Work request: Make an exact copy of all the data.

= Beginning of Section =

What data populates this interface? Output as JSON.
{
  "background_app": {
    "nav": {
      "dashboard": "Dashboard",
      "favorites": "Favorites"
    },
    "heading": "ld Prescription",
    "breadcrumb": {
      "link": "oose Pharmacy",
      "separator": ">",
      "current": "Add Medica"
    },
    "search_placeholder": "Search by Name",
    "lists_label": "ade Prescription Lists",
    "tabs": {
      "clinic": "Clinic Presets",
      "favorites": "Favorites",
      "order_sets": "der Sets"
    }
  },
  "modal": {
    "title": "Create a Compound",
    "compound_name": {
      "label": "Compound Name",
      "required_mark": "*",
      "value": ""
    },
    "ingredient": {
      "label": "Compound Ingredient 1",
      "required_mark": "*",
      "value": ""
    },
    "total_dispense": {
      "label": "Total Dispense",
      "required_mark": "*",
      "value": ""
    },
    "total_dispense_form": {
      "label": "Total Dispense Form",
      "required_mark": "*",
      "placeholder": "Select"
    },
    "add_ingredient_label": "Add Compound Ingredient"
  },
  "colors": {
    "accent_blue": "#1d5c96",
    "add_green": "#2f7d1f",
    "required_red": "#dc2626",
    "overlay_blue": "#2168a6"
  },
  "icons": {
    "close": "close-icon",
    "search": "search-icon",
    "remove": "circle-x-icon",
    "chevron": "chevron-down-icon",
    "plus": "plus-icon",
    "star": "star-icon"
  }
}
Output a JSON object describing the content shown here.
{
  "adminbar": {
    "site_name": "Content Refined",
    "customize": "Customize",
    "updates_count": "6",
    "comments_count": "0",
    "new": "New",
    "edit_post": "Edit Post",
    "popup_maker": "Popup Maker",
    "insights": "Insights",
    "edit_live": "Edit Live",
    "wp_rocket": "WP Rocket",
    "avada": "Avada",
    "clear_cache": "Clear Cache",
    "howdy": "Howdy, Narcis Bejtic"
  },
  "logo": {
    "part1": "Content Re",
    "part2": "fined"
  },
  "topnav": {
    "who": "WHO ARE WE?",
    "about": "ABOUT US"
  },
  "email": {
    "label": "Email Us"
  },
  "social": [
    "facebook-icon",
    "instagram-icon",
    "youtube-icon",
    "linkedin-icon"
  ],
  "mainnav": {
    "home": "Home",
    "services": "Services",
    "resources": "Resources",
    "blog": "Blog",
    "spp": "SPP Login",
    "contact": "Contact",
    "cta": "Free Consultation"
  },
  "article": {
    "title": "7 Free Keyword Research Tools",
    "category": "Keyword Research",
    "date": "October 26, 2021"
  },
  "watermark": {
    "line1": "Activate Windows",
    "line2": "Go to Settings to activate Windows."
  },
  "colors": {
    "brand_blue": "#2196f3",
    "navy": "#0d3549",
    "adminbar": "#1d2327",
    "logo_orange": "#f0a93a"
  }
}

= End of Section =

Exercise output:
What data populates this interface? Output as JSON.
{
  "background_app": {
    "nav": {
      "dashboard": "Dashboard",
      "favorites": "Favorites"
    },
    "heading": "ld Prescription",
    "breadcrumb": {
      "link": "oose Pharmacy",
      "separator": ">",
      "current": "Add Medica"
    },
    "search_placeholder": "Search by Name",
    "lists_label": "ade Prescription Lists",
    "tabs": {
      "clinic": "Clinic Presets",
      "favorites": "Favorites",
      "order_sets": "der Sets"
    }
  },
  "modal": {
    "title": "Create a Compound",
    "compound_name": {
      "label": "Compound Name",
      "required_mark": "*",
      "value": ""
    },
    "ingredient": {
      "label": "Compound Ingredient 1",
      "required_mark": "*",
      "value": ""
    },
    "total_dispense": {
      "label": "Total Dispense",
      "required_mark": "*",
      "value": ""
    },
    "total_dispense_form": {
      "label": "Total Dispense Form",
      "required_mark": "*",
      "placeholder": "Select"
    },
    "add_ingredient_label": "Add Compound Ingredient"
  },
  "colors": {
    "accent_blue": "#1d5c96",
    "add_green": "#2f7d1f",
    "required_red": "#dc2626",
    "overlay_blue": "#2168a6"
  },
  "icons": {
    "close": "close-icon",
    "search": "search-icon",
    "remove": "circle-x-icon",
    "chevron": "chevron-down-icon",
    "plus": "plus-icon",
    "star": "star-icon"
  }
}
Output a JSON object describing the content shown here.
{
  "adminbar": {
    "site_name": "Content Refined",
    "customize": "Customize",
    "updates_count": "6",
    "comments_count": "0",
    "new": "New",
    "edit_post": "Edit Post",
    "popup_maker": "Popup Maker",
    "insights": "Insights",
    "edit_live": "Edit Live",
    "wp_rocket": "WP Rocket",
    "avada": "Avada",
    "clear_cache": "Clear Cache",
    "howdy": "Howdy, Narcis Bejtic"
  },
  "logo": {
    "part1": "Content Re",
    "part2": "fined"
  },
  "topnav": {
    "who": "WHO ARE WE?",
    "about": "ABOUT US"
  },
  "email": {
    "label": "Email Us"
  },
  "social": [
    "facebook-icon",
    "instagram-icon",
    "youtube-icon",
    "linkedin-icon"
  ],
  "mainnav": {
    "home": "Home",
    "services": "Services",
    "resources": "Resources",
    "blog": "Blog",
    "spp": "SPP Login",
    "contact": "Contact",
    "cta": "Free Consultation"
  },
  "article": {
    "title": "7 Free Keyword Research Tools",
    "category": "Keyword Research",
    "date": "October 26, 2021"
  },
  "watermark": {
    "line1": "Activate Windows",
    "line2": "Go to Settings to activate Windows."
  },
  "colors": {
    "brand_blue": "#2196f3",
    "navy": "#0d3549",
    "adminbar": "#1d2327",
    "logo_orange": "#f0a93a"
  }
}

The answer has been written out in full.